Other bars are working regularly with DJs to help advance the club agenda. At El Prado, on Sunset Boulevard in L.A.’s Echo Park neighborhood, one of the country’s best natural wine lists—Emmanuel Haget, Champagne Timothée Stroebel, Florian Curtet and other otherwise-ungettable bottles—shares equal billing with an eclectic DJ roster and a bartending staff armed with an extensive vinyl collection. It might be soul night one night, a druggie exegesis from some out-of-town Deadheads the next. (The bar’s owner, Nick Fisher, plays Grateful Dead music 24 hours a day for the bottles stocked in the walk-in fridge.)
Friday nights are a who’s who of the young and beautiful in Los Angeles (per the grand old tradition) spilling out onto the sidewalk and down the street, but the bar is calmer on Wednesdays, when weekly resident DJ Gerard Lollie spins eclectic world music into lost jazz and electropop. Lollie’s polyphonic approach blurs genres and boundaries on the bar’s stereo system, featuring a quartet of QSC speakers and turntables by Technics and Audio Technica. Drinking your way through Fisher’s list while listening to DJ Gerard is its own form of party, uniquely contained within the bar culture of El Prado.

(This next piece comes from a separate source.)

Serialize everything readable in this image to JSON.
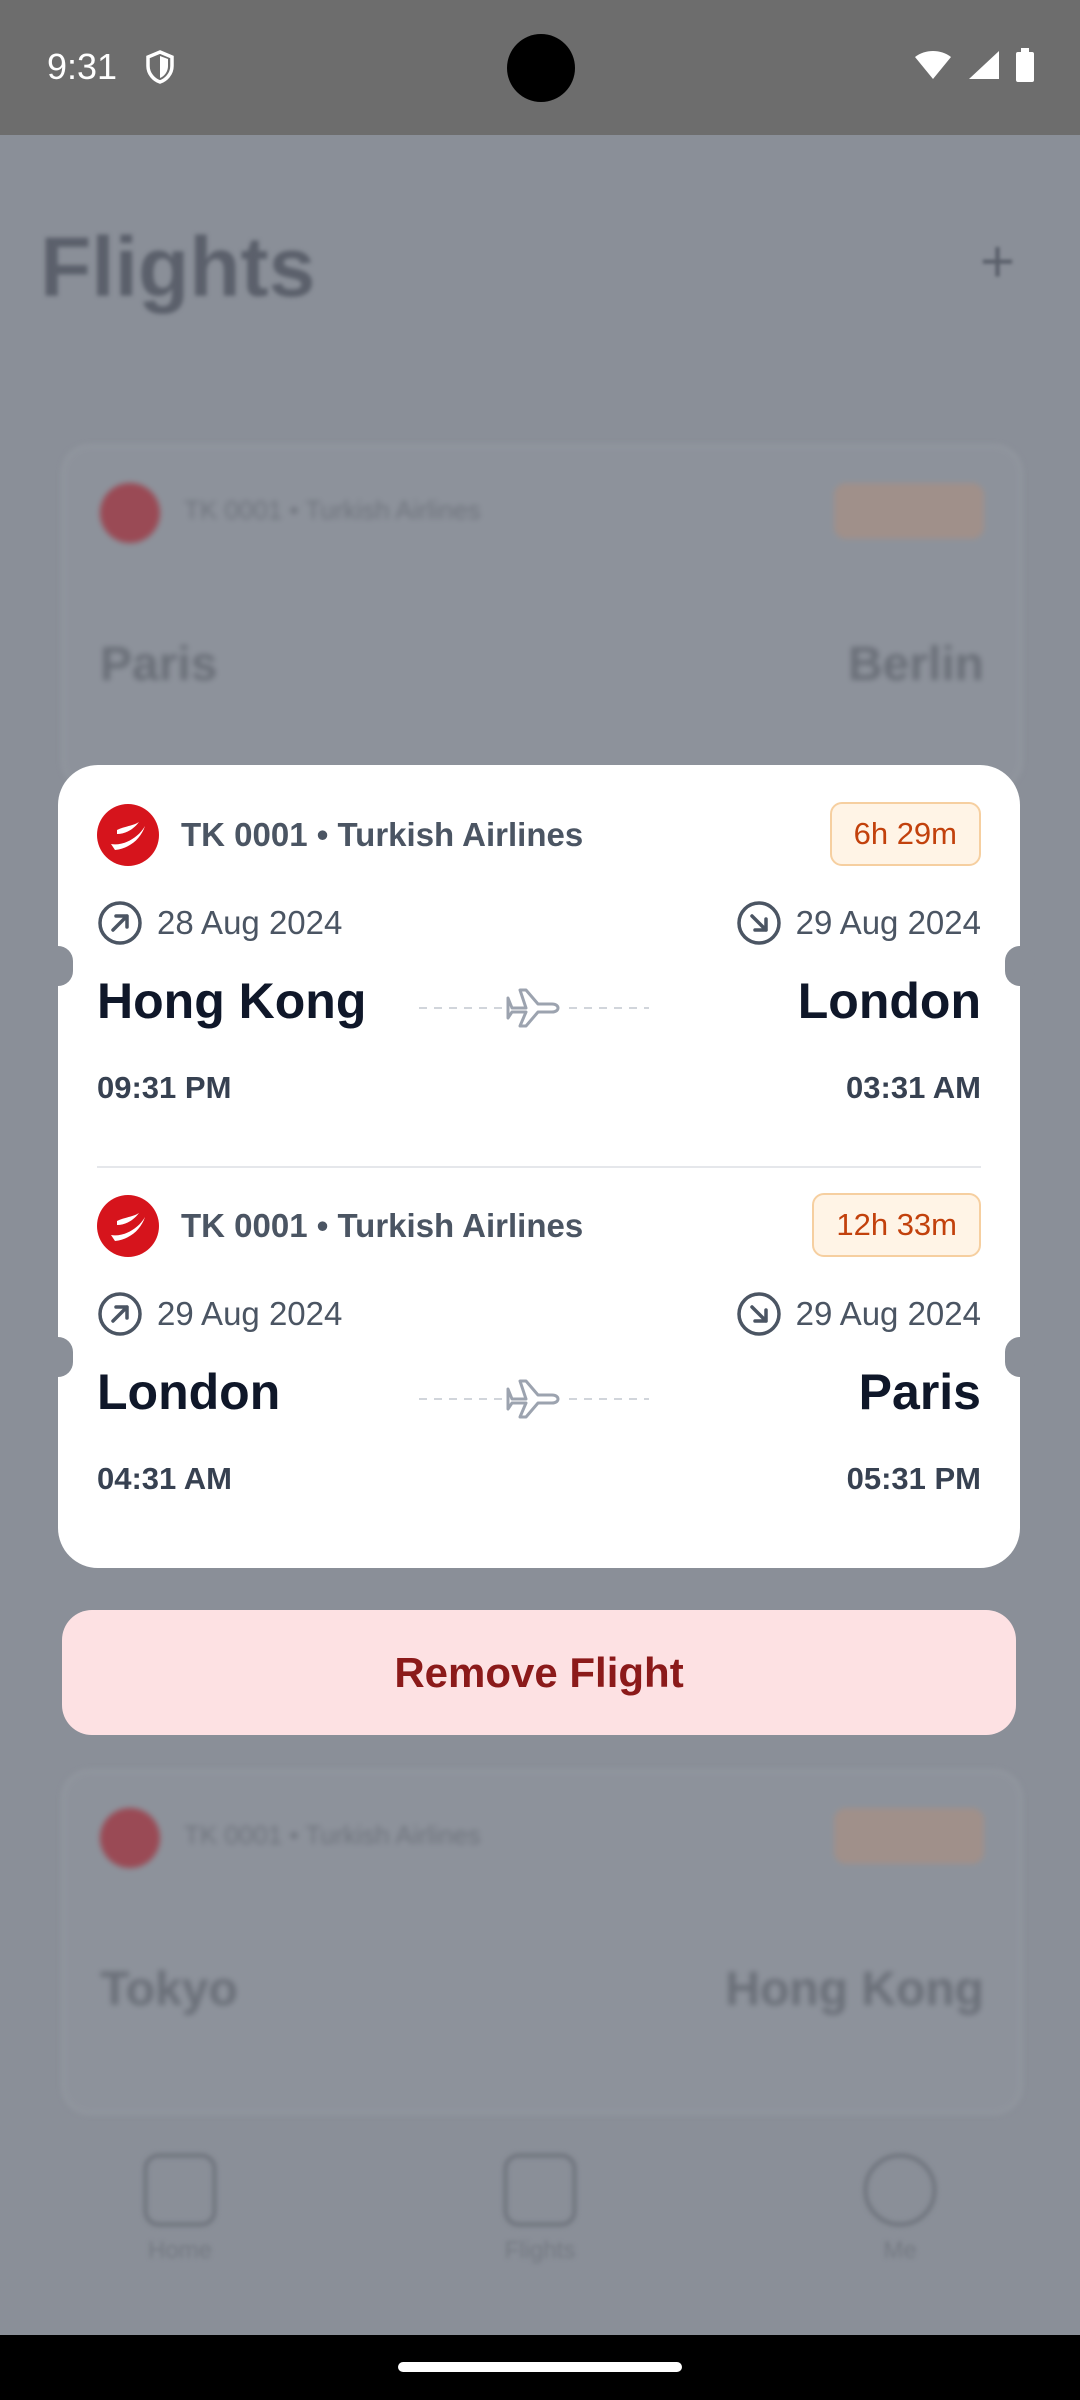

“Sluts is pretty random, and I just want you to never be able to stop looking around,” says Imana, owner of the wine bar.
“I feel like for so long, wine bars were monodimensional,” says Victor Martinez, co-owner of Ardor Natural Wines and Nil Wine Bar in Portland, Oregon. Martinez and his small team of collaborators (including the natural wine distributors Chausse Selections) have turned the one-two punch of Ardor and Nil—neighboring establishments that serve in tandem in the caviste model—into Portland’s premier destination for wine partying. It, too, looks a little different from night to night. Sometimes the bar is downright raucous, with a shifting cadre of local DJs and dozens of people spilling out of Nil’s 300-square-foot shotgun space; other times, the bar is vibey and intimate, bathed in blue and red lighting like an episode of Euphoria, or a really good comedown room at the previous generation’s party du jour, the rave.
“We like having different versions of how the bar feels,” Martinez says, and a great sound system (including Klipsch speakers and a Marantz amplifier, catnip for hi-fi geeks) certainly helps. Martinez sees what’s happening around the country—at Sluts and El Prado, as well as the now-legendary wine-club scene at San Francisco’s Bar Part Time, Brooklyn’s Nightmoves and the roving wine nightclub Bêvèrãgęš—as drawing directly from the attitudes and social mores of the winemakers who helped form the vanguard of natural wine culture. “It’s what the French would call le punk rock,” Martinez says, “bucking the trend, going their own way, doing the shit they want, blending grapes that weren’t supposed to be blended, opting out of AOCs and making wine in a raw, unfettered way. I think that ethos, if you’re running a wine bar, kind of permeates through that, too.”
How quickly we’ve gone from the cold cheese plate and flight model to something that feels more disruptive and countercultural—inspired by Paris, perhaps, but distinctly American in both rhythm and execution. In this way, America is making the natural wine bar its own, fusing the concept together with other existing threads of nightlife and arriving at a destination that feels wholly unexpected, and in the right hands—and with the right song on the hi-fi—riveting.
“People aren’t here to do serious tasting notes or see what wristwatch the other guy has on,” says Martinez. “It’s more like, hey—we’re here, we’re having fun, this is a wine bar. Let’s have a party.”